Boston Red Sox wallop A's in series opener

Apr 1, 2024; Oakland, California, USA; Boston Red Sox first baseman Triston Casas (36) hits a RBI
Apr 1, 2024; Oakland, California, USA; Boston Red Sox first baseman Triston Casas (36) hits a RBI / Neville E. Guard-USA TODAY Sports

After securing their first win of the season on a walk-off walk on Sunday, the Oakland A's dropped the series opener against the Boston Red Sox, 9-0, on Monday.

Joe Boyle made his first start of the season for Oakland, and it didn't last long. The 6-foot-7 right-hander lasted just 2 2/3 innings, giving up eight hits, eight runs (seven earned), walked four, and struck out four. He was having trouble locating his breaking ball, and was behind in the count quite a bit, which led to the performance we saw on Monday. He threw 29 sliders, and only one was called a strike. Six were swung on and missed.

Boyle had started to struggle a bit during spring training once the calendar flipped to March, walking 15 in 13 innings ahead of the regular season after walking no batters in his first 5 1/3 innings in February. While Boyle certainly didn't have his best outing, the defense behind him also collected five erorrs on the night, and all five came in the brief time that Boyle was on the mound.

Over the weekend against the Cleveland Guardians, the A's defense hadn't been stellar, but they hadn't racked up errors quite as easily either. On the young season, Oakland has committed 13 errors in five games and has had at least one miscue in each contest.

In the first series, one thing that stood out was that the outfielders kept missing the cut-off man when throwing the ball back to the infield. Whether it was a single or a relay throw, it didn't matter. J.D. Davis and Nick Allen were running all around the infield to collect the errant throws. Those ones don't show up on the stat sheet, either.

After Monday's game A's manager Mark Kotsay had some thoughts on the team's early-season defense for reporters, "I wish I had an answer for the defense right now. I don't. They're going to have to get better. That's just all there is to it. These first five games, if you had told me that we were going to play as bad defensively as this, I would have said you were dead wrong. We'll see how they respond tomorrow."

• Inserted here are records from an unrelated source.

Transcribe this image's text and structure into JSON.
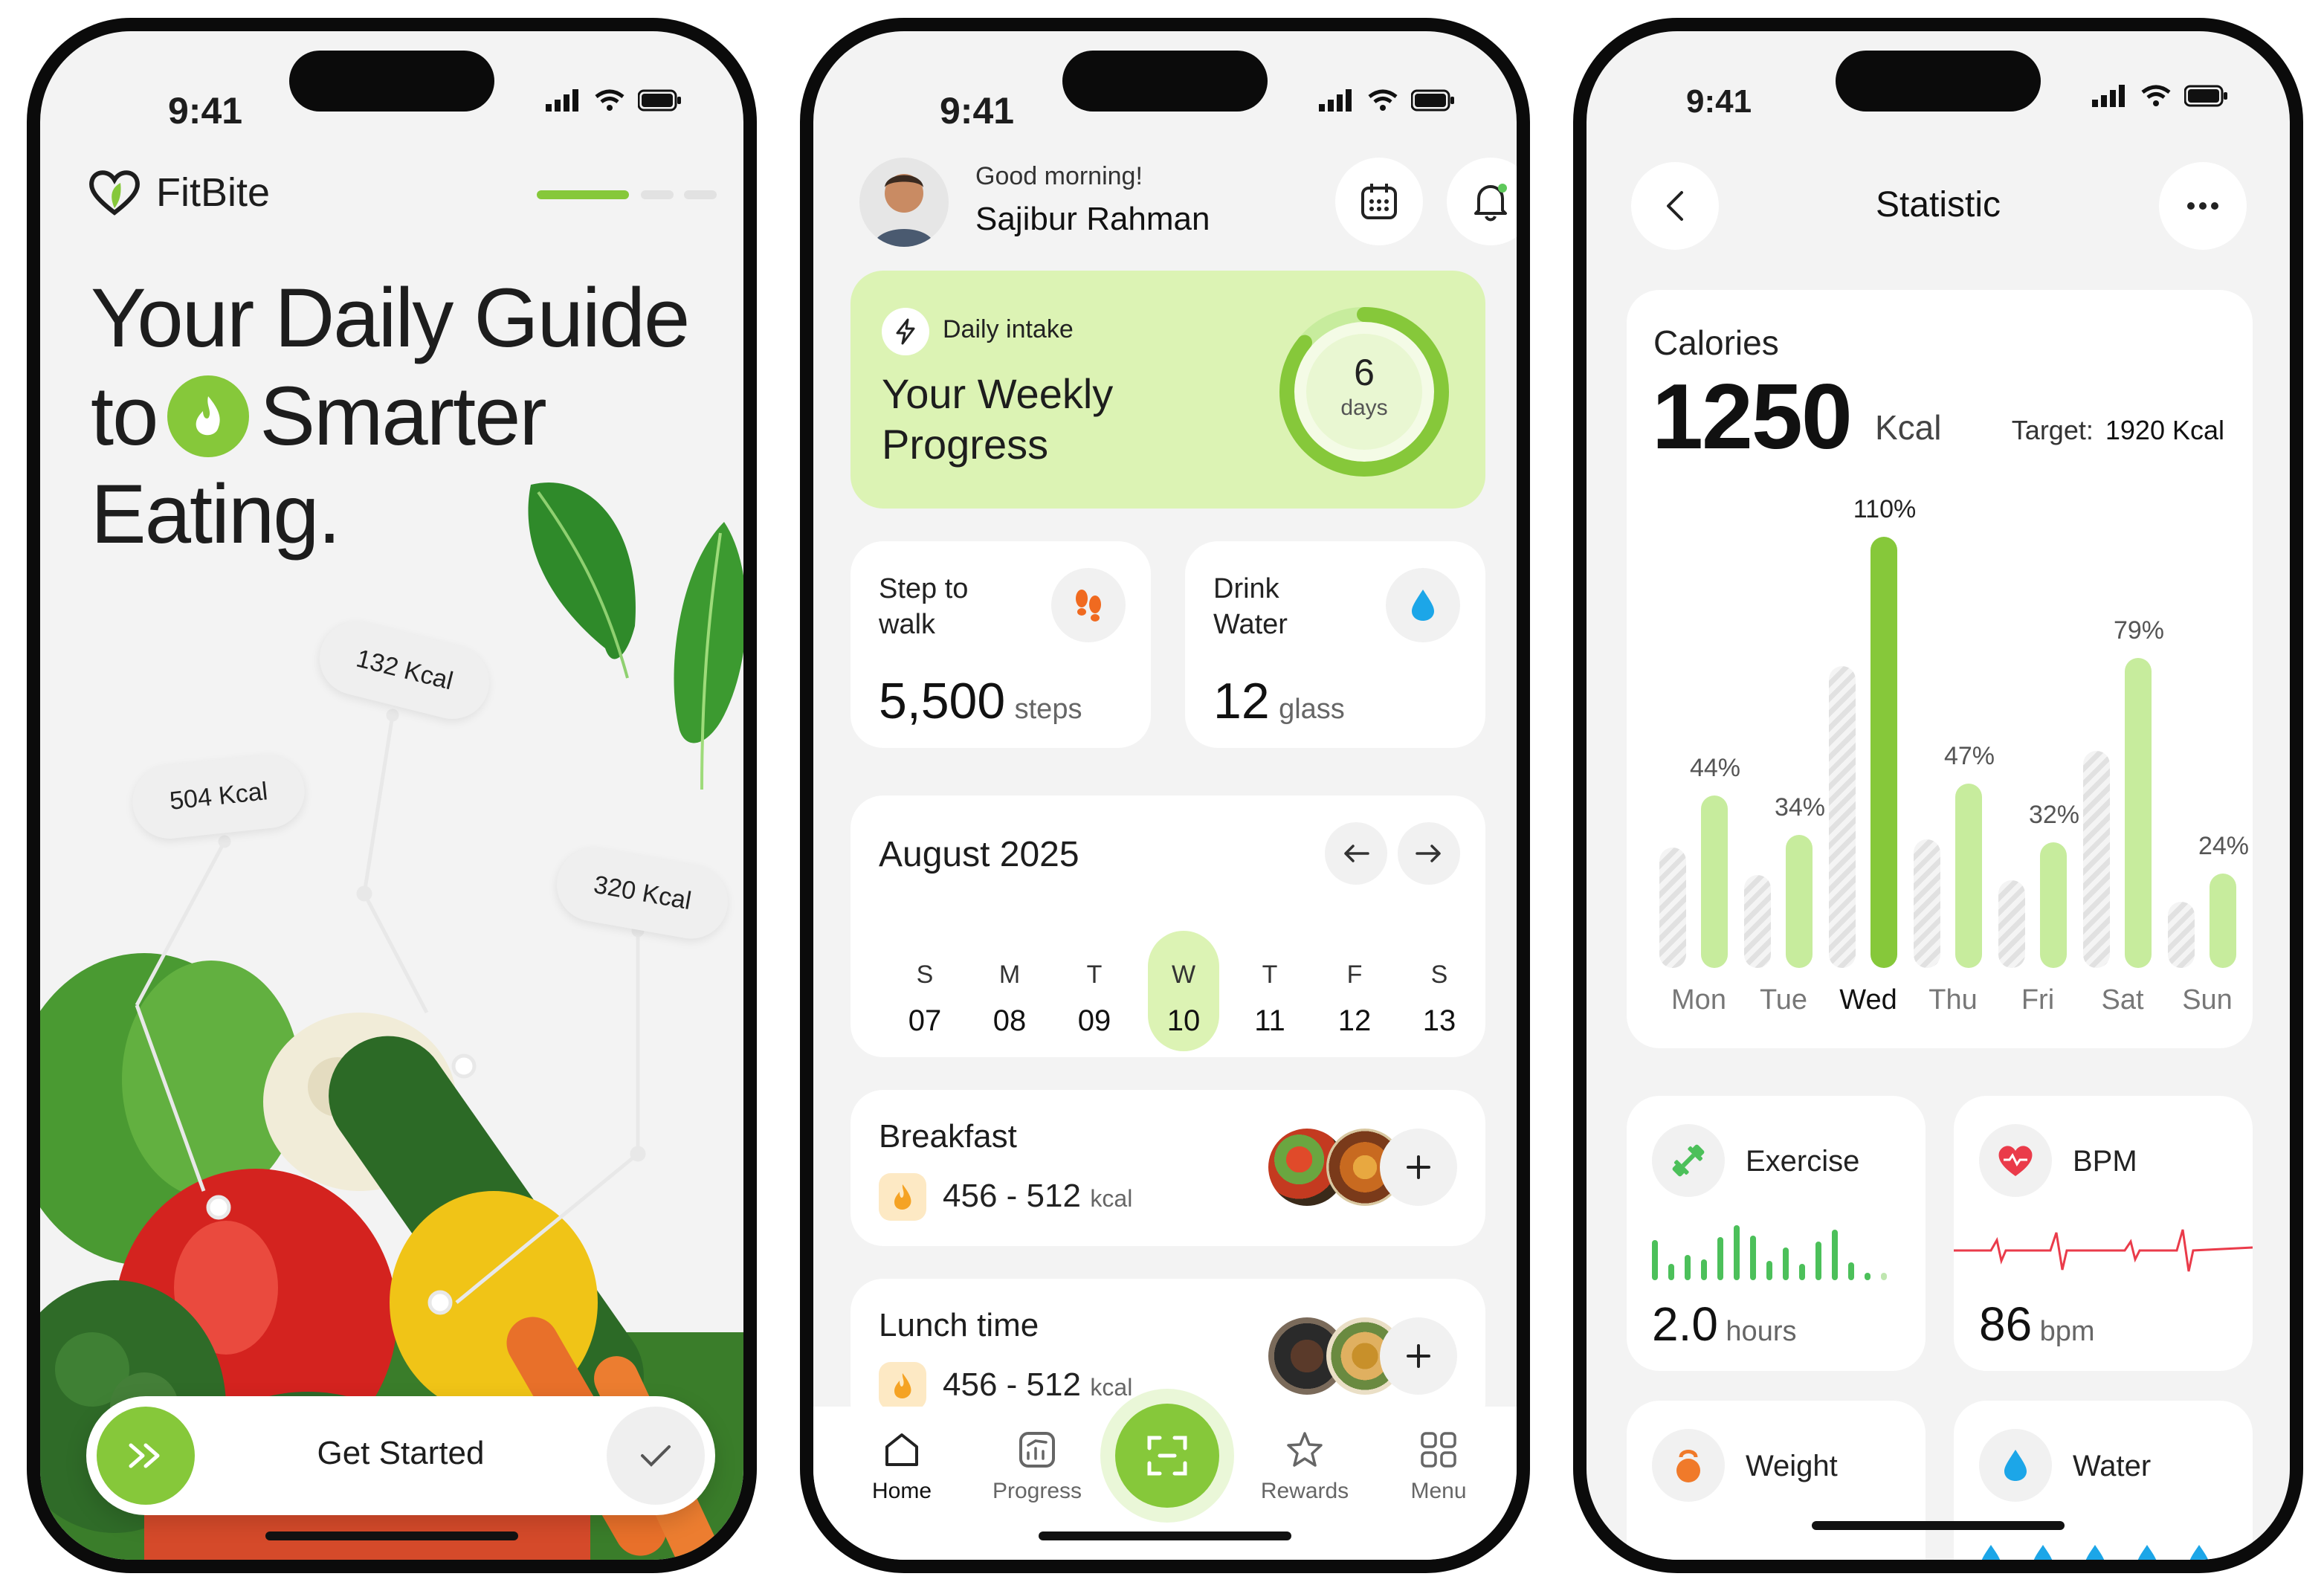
{
  "status_time": "9:41",
  "onboarding": {
    "brand": "FitBite",
    "headline_line1": "Your Daily Guide",
    "headline_to": "to",
    "headline_smarter": "Smarter",
    "headline_line3": "Eating.",
    "kcal_tags": [
      "132 Kcal",
      "504 Kcal",
      "320 Kcal"
    ],
    "cta_label": "Get Started"
  },
  "home": {
    "greeting": "Good morning!",
    "user_name": "Sajibur Rahman",
    "intake_label": "Daily intake",
    "intake_title_line1": "Your Weekly",
    "intake_title_line2": "Progress",
    "ring_value": "6",
    "ring_unit": "days",
    "ring_fraction": 0.86,
    "steps_title_line1": "Step to",
    "steps_title_line2": "walk",
    "steps_value": "5,500",
    "steps_unit": "steps",
    "water_title_line1": "Drink",
    "water_title_line2": "Water",
    "water_value": "12",
    "water_unit": "glass",
    "calendar_month": "August 2025",
    "calendar_days": [
      {
        "l": "S",
        "n": "07"
      },
      {
        "l": "M",
        "n": "08"
      },
      {
        "l": "T",
        "n": "09"
      },
      {
        "l": "W",
        "n": "10"
      },
      {
        "l": "T",
        "n": "11"
      },
      {
        "l": "F",
        "n": "12"
      },
      {
        "l": "S",
        "n": "13"
      }
    ],
    "selected_day": "10",
    "meals": [
      {
        "title": "Breakfast",
        "range": "456 - 512",
        "unit": "kcal"
      },
      {
        "title": "Lunch time",
        "range": "456 - 512",
        "unit": "kcal"
      }
    ],
    "nav": {
      "home": "Home",
      "progress": "Progress",
      "rewards": "Rewards",
      "menu": "Menu"
    }
  },
  "statistic": {
    "title": "Statistic",
    "calories_label": "Calories",
    "calories_value": "1250",
    "calories_unit": "Kcal",
    "target_label": "Target:",
    "target_value": "1920 Kcal",
    "exercise_label": "Exercise",
    "exercise_value": "2.0",
    "exercise_unit": "hours",
    "bpm_label": "BPM",
    "bpm_value": "86",
    "bpm_unit": "bpm",
    "weight_label": "Weight",
    "water_label": "Water"
  },
  "chart_data": {
    "type": "bar",
    "categories": [
      "Mon",
      "Tue",
      "Wed",
      "Thu",
      "Fri",
      "Sat",
      "Sun"
    ],
    "values": [
      44,
      34,
      110,
      47,
      32,
      79,
      24
    ],
    "labels": [
      "44%",
      "34%",
      "110%",
      "47%",
      "32%",
      "79%",
      "24%"
    ],
    "highlight": "Wed",
    "colors": {
      "bar": "#c7ec9d",
      "highlight": "#86c83a"
    }
  },
  "colors": {
    "accent": "#86c83a",
    "accent_light": "#dcf3b4",
    "ink": "#1d1d1d"
  }
}
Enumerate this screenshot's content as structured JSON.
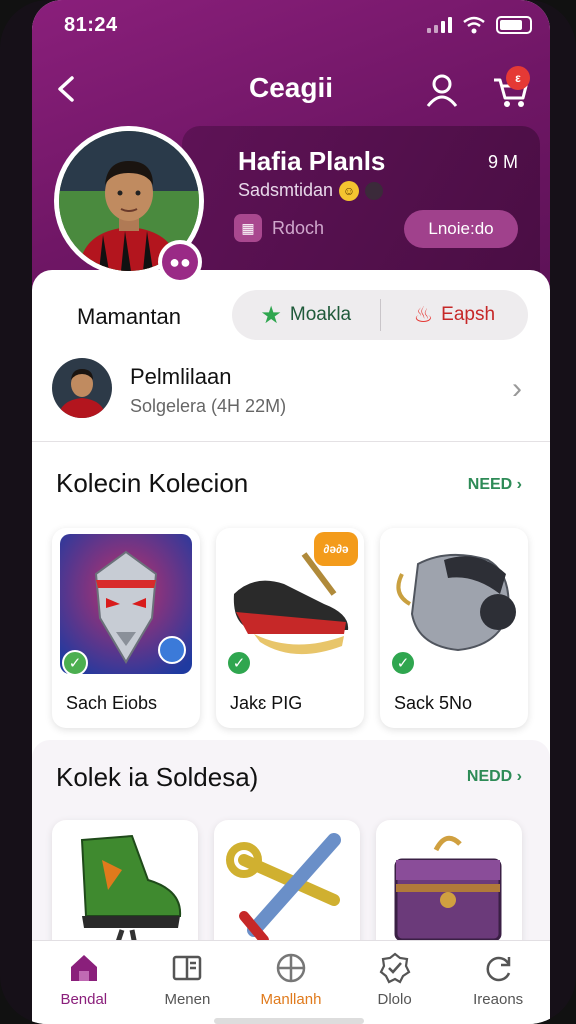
{
  "status": {
    "time": "81:24"
  },
  "nav": {
    "title": "Ceagii",
    "cart_badge": "ε"
  },
  "profile": {
    "name": "Hafia Planls",
    "count": "9 M",
    "subtitle": "Sadsmtidan",
    "chip_label": "Rdoch",
    "button_label": "Lnoie:do"
  },
  "segment": {
    "label": "Mamantan",
    "option_1": "Moakla",
    "option_2": "Eapsh"
  },
  "person": {
    "name": "Pelmlilaan",
    "subtitle": "Solgelera (4H 22M)"
  },
  "section1": {
    "title": "Kolecin Kolecion",
    "link": "NEED ›",
    "items": [
      {
        "label": "Sach Eiobs"
      },
      {
        "label": "Jakɛ PIG",
        "tag": "∂ə∂ə"
      },
      {
        "label": "Sack 5No"
      }
    ]
  },
  "section2": {
    "title": "Kolek ia Soldesa)",
    "link": "NEDD ›"
  },
  "tabs": [
    {
      "label": "Bendal",
      "icon": "home-icon"
    },
    {
      "label": "Menen",
      "icon": "book-icon"
    },
    {
      "label": "Manllanh",
      "icon": "target-icon"
    },
    {
      "label": "Dlolo",
      "icon": "check-badge-icon"
    },
    {
      "label": "Ireaons",
      "icon": "refresh-icon"
    }
  ],
  "colors": {
    "brand": "#8a1f7b",
    "accent_green": "#2e8b57",
    "accent_orange": "#e07a1c"
  }
}
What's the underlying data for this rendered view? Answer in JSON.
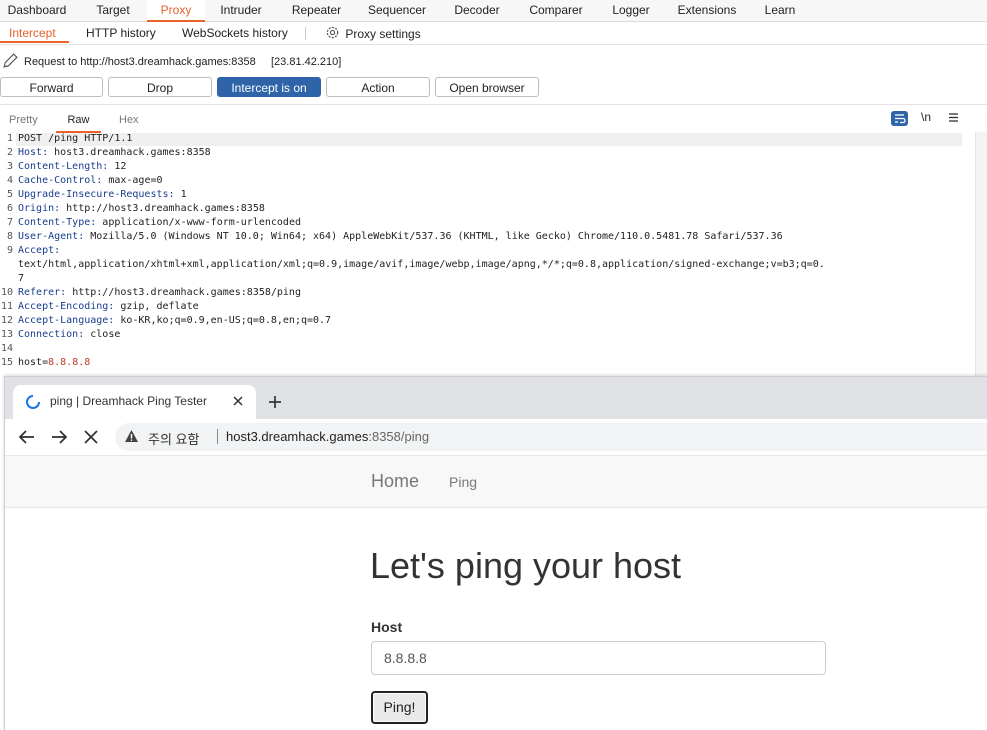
{
  "burp": {
    "top_tabs": [
      "Dashboard",
      "Target",
      "Proxy",
      "Intruder",
      "Repeater",
      "Sequencer",
      "Decoder",
      "Comparer",
      "Logger",
      "Extensions",
      "Learn"
    ],
    "sub_tabs": [
      "Intercept",
      "HTTP history",
      "WebSockets history"
    ],
    "proxy_settings_label": "Proxy settings",
    "request_label": "Request to http://host3.dreamhack.games:8358",
    "request_ip": "[23.81.42.210]",
    "buttons": {
      "forward": "Forward",
      "drop": "Drop",
      "intercept": "Intercept is on",
      "action": "Action",
      "open_browser": "Open browser"
    },
    "editor_tabs": [
      "Pretty",
      "Raw",
      "Hex"
    ],
    "newline_toggle": "\\n",
    "lines": [
      {
        "n": "1",
        "k": "",
        "v": "POST /ping HTTP/1.1"
      },
      {
        "n": "2",
        "k": "Host:",
        "v": " host3.dreamhack.games:8358"
      },
      {
        "n": "3",
        "k": "Content-Length:",
        "v": " 12"
      },
      {
        "n": "4",
        "k": "Cache-Control:",
        "v": " max-age=0"
      },
      {
        "n": "5",
        "k": "Upgrade-Insecure-Requests:",
        "v": " 1"
      },
      {
        "n": "6",
        "k": "Origin:",
        "v": " http://host3.dreamhack.games:8358"
      },
      {
        "n": "7",
        "k": "Content-Type:",
        "v": " application/x-www-form-urlencoded"
      },
      {
        "n": "8",
        "k": "User-Agent:",
        "v": " Mozilla/5.0 (Windows NT 10.0; Win64; x64) AppleWebKit/537.36 (KHTML, like Gecko) Chrome/110.0.5481.78 Safari/537.36"
      },
      {
        "n": "9",
        "k": "Accept:",
        "v": ""
      },
      {
        "n": "",
        "k": "",
        "v": "text/html,application/xhtml+xml,application/xml;q=0.9,image/avif,image/webp,image/apng,*/*;q=0.8,application/signed-exchange;v=b3;q=0."
      },
      {
        "n": "",
        "k": "",
        "v": "7"
      },
      {
        "n": "10",
        "k": "Referer:",
        "v": " http://host3.dreamhack.games:8358/ping"
      },
      {
        "n": "11",
        "k": "Accept-Encoding:",
        "v": " gzip, deflate"
      },
      {
        "n": "12",
        "k": "Accept-Language:",
        "v": " ko-KR,ko;q=0.9,en-US;q=0.8,en;q=0.7"
      },
      {
        "n": "13",
        "k": "Connection:",
        "v": " close"
      },
      {
        "n": "14",
        "k": "",
        "v": ""
      },
      {
        "n": "15",
        "k": "",
        "v": "host=",
        "p": "8.8.8.8"
      }
    ]
  },
  "browser": {
    "tab_title": "ping | Dreamhack Ping Tester",
    "security_label": "주의 요함",
    "url_host": "host3.dreamhack.games",
    "url_rest": ":8358/ping",
    "nav": {
      "home": "Home",
      "ping": "Ping"
    },
    "heading": "Let's ping your host",
    "host_label": "Host",
    "host_value": "8.8.8.8",
    "ping_button": "Ping!"
  },
  "colors": {
    "accent": "#e8622a",
    "primary_button": "#2f65a8",
    "header_key": "#1a3d8f",
    "param_value": "#c0392b"
  }
}
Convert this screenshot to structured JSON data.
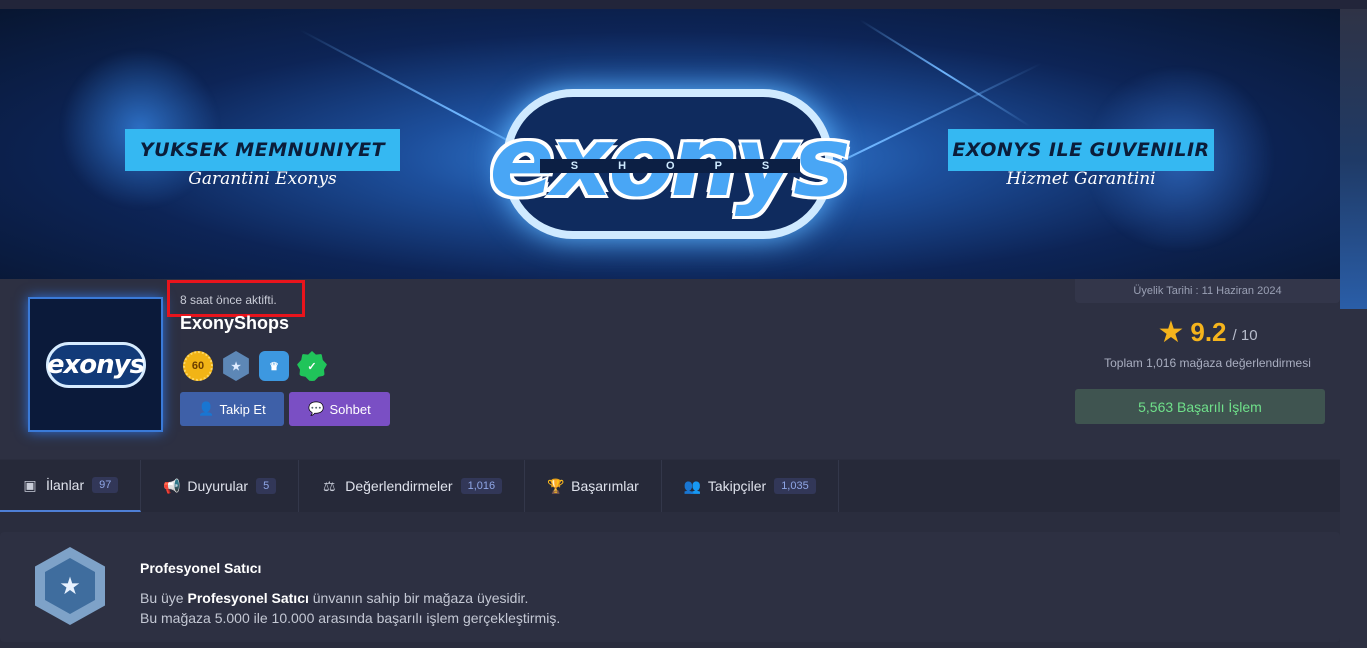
{
  "banner": {
    "left_title": "YUKSEK MEMNUNIYET",
    "left_sub": "Garantini Exonys",
    "right_title": "EXONYS ILE GUVENILIR",
    "right_sub": "Hizmet Garantini",
    "logo_text": "exonys",
    "logo_sub": "SHOPS"
  },
  "profile": {
    "active_status": "8 saat önce aktifti.",
    "shop_name": "ExonyShops",
    "badges": [
      {
        "icon": "level-60-badge",
        "text": "60"
      },
      {
        "icon": "star-hexagon-icon",
        "text": "★"
      },
      {
        "icon": "crown-icon",
        "text": "♛"
      },
      {
        "icon": "verified-check-icon",
        "text": "✓"
      }
    ],
    "follow_label": "Takip Et",
    "chat_label": "Sohbet"
  },
  "stats": {
    "member_since": "Üyelik Tarihi : 11 Haziran 2024",
    "rating": "9.2",
    "rating_out_of": "/ 10",
    "total_reviews": "Toplam 1,016 mağaza değerlendirmesi",
    "successful_trades": "5,563 Başarılı İşlem"
  },
  "tabs": [
    {
      "label": "İlanlar",
      "count": "97",
      "icon": "box-icon",
      "glyph": "▣"
    },
    {
      "label": "Duyurular",
      "count": "5",
      "icon": "megaphone-icon",
      "glyph": "📢"
    },
    {
      "label": "Değerlendirmeler",
      "count": "1,016",
      "icon": "scale-icon",
      "glyph": "⚖"
    },
    {
      "label": "Başarımlar",
      "count": "",
      "icon": "trophy-icon",
      "glyph": "🏆"
    },
    {
      "label": "Takipçiler",
      "count": "1,035",
      "icon": "users-icon",
      "glyph": "👥"
    }
  ],
  "pro_seller": {
    "title": "Profesyonel Satıcı",
    "line1_pre": "Bu üye ",
    "line1_bold": "Profesyonel Satıcı",
    "line1_post": " ünvanın sahip bir mağaza üyesidir.",
    "line2": "Bu mağaza 5.000 ile 10.000 arasında başarılı işlem gerçekleştirmiş."
  },
  "colors": {
    "accent": "#4e7fd6",
    "rating": "#f5b41c",
    "success": "#6fe08a",
    "highlight_box": "#e8141c"
  }
}
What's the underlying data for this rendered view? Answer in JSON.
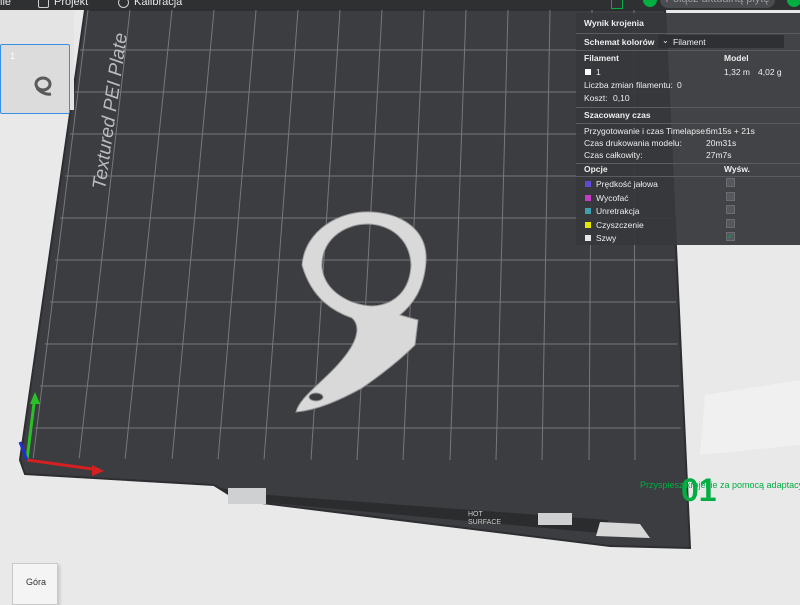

Even with the terrible start to the night, Kyle Muller came on in relief and really saved the bullpen with 5 1/3 innings of one-run ball. He gave up one hit, walked two, and struck out six on 73 pitches. He retired the first eight batters he faced before walking Trevor Story with one out in the sixth, then allowing a double to Triston Casas. Muller intentionally walked Tyler O'Neill to load the bases for Masataka Yoshida, who grounded to second with one out. Zack Gelof bobbled the ball briefly, which may have broken up the double play chance, though the A's were able to record the out at second. Even without the bobble, the runner may have been safe. It was not ruled an error.

In two relief outings this year, Muller has worked a total of eight innings and allowed just one run on two hits and two walks. He has also struck out eight. During the offseason he worked on getting his fastball shape back and working more north/south instead of getting around the ball and going east/west.

Credit to the Red Sox, who came into town after splitting their series with the Seattle Mariners, and beat up on an A's team still trying to find their identity. Even with a decent 3-2 start, Boston already finds themselves two games behind the unbeaten New York Yankees in the standings in the AL East.

As hard as it may be to believe, the A's are actually off to a worst start than last season when they ended up going 50-112. A year ago they won their opener, and then the fifth game of the season and sat at 2-3 with a -17 run differential. This year they are 1-4 with a -27 differential, worst in baseball.

The good news is, it's still early and there is plenty of time to turn things around a little bit.

Jason Burke